With streaming services on the rise, Disney has decided to end its distribution deal with Netflix and launch its own internet services built around its ESPN and Disney entertainment brands sometime in 2019.
The deal, which Netflix secured in 2012 much before the beginning of the streaming era, came into effect last year, bringing a huge library of Disney, Marvel, Lucasfilm and Pixar movies to the platform.
It did give the streaming giant a boost, but only for a small time as it turns out the world's largest entertainment company had plans to draw even bigger profits by getting on the bandwagon of streaming services.
Disney is targeting the latest generation of digital viewers — who continue to dump traditional cable television for Amazon & Netflix — with its own brand of direct-to-consumer content.
However, the Magic Kingdom isn't ditching Netflix right away. Disney will part ways from the platform at the beginning of its 2019 film slate.
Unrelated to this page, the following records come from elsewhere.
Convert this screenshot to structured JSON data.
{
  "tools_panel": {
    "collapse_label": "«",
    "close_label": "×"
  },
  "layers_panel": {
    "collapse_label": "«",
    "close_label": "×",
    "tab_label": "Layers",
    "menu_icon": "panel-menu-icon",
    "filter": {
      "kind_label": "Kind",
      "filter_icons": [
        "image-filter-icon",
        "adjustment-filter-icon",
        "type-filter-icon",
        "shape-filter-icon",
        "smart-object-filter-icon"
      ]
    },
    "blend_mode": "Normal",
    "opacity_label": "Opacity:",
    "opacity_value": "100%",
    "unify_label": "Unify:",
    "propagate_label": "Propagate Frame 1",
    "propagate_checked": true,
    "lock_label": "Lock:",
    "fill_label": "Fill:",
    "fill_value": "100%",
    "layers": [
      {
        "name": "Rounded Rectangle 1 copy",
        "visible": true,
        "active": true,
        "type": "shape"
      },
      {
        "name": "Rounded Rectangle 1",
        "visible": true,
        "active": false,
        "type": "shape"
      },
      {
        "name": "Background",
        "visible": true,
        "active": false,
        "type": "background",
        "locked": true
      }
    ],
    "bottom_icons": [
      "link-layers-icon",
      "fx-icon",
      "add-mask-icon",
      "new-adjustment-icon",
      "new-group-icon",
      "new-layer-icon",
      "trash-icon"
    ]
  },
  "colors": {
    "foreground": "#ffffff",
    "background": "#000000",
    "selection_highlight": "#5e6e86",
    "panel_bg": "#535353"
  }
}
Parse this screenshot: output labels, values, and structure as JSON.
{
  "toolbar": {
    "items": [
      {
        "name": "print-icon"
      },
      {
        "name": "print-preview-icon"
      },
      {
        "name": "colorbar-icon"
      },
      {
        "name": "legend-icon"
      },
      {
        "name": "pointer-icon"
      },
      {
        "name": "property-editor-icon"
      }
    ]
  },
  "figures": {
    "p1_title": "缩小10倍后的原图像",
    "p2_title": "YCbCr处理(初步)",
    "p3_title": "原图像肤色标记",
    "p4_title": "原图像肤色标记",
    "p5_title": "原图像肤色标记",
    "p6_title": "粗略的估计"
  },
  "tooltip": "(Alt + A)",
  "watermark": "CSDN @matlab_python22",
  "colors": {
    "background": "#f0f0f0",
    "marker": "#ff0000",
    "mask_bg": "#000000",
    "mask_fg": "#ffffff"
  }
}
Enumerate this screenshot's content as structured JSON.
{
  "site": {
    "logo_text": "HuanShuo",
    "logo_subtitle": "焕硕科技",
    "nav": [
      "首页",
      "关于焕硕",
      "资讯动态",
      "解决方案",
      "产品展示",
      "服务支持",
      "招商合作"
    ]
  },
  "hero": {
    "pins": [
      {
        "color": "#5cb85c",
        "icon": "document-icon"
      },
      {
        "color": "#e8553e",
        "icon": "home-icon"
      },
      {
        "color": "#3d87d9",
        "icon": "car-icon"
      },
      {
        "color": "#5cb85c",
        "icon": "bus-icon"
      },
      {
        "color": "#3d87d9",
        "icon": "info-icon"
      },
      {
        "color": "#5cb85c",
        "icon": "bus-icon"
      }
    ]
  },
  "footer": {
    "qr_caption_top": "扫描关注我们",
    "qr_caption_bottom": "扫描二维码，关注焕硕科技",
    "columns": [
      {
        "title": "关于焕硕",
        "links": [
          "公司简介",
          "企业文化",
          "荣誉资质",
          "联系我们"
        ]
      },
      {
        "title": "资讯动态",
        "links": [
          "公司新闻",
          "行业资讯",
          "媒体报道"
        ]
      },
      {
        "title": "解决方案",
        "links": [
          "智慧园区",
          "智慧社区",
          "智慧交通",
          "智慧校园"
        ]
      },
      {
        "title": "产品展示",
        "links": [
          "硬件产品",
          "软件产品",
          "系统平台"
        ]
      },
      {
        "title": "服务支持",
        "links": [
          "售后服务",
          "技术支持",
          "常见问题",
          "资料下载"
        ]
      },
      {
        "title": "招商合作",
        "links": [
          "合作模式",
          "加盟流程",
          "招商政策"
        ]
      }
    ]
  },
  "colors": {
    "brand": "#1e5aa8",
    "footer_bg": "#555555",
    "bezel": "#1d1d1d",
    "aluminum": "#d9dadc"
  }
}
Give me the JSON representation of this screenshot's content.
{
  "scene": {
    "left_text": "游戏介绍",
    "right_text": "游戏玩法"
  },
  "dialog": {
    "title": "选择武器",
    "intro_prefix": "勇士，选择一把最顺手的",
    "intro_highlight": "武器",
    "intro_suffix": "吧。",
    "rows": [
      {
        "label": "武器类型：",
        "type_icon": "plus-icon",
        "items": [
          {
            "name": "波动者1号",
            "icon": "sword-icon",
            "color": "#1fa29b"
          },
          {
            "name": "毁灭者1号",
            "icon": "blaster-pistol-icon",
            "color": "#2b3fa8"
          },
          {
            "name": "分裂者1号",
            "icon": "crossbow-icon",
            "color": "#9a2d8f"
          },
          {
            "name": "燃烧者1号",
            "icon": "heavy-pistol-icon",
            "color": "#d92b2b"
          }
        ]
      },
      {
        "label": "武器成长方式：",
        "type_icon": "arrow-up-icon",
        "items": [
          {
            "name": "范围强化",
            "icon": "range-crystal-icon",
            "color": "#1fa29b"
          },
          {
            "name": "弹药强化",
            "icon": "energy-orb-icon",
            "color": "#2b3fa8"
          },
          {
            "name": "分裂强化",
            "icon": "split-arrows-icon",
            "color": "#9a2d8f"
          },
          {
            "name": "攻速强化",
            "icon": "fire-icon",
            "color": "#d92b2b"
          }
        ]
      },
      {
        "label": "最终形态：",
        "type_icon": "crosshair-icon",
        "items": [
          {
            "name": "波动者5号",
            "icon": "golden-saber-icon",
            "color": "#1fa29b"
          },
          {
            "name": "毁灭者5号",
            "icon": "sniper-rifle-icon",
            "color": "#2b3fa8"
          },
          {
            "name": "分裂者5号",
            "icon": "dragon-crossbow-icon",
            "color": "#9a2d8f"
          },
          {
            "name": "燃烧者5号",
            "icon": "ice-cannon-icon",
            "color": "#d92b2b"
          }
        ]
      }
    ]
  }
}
Meaning, Netflix will stream Disney films through the end of 2019 including all new films that are released through the end of 2018. This would mean that the platform will get the next two Star Wars movies, but will miss out on the final instalment of the trilogy.
"We continue to do business with the Walt Disney Company on many fronts, including our ongoing deal with Marvel TV," said a spokesperson for Netflix to The Verge.
Disney's upcoming platform — built on the technology from its recent acquisition of BAMTech — will be the only subscription service for animation and live-action movies starting 2019.
This will include the highly-anticipated Toy Story 4, Frozen 2, and The Lion King and some recent releases, TV shows from Disney Channel, Disney Junior, and Disney XD. Netflix will also be making a "significant investment" in exclusive movies and original TV shows for the new platform.
"This acquisition and the launch of our direct-to-consumer services mark an entirely new growth strategy for the company, one that takes advantage of the incredible opportunity that changing technology provides us to leverage the strength of our great brands," Disney CEO Bob Iger said in a statement.
The company also talked about its long-planned ESPN branded multi-sport streaming service, which is set to launch early next year.
The service will feature approximately "10,000 live regional, national, and international games and events a year, including Major League Baseball, National Hockey League, Major League Soccer, Grand Slam tennis, and college sports". It will also allow viewers to purchase individual subscription packages like MLB.TV, NHL.TV and MLS Live.
The development took its toll on Netflix shares, which slid by as much as 4% at one point on Tuesday (8 August) before recovering. The Nasdaq-listed stock eventually ended the session down 1.64% at $178.36.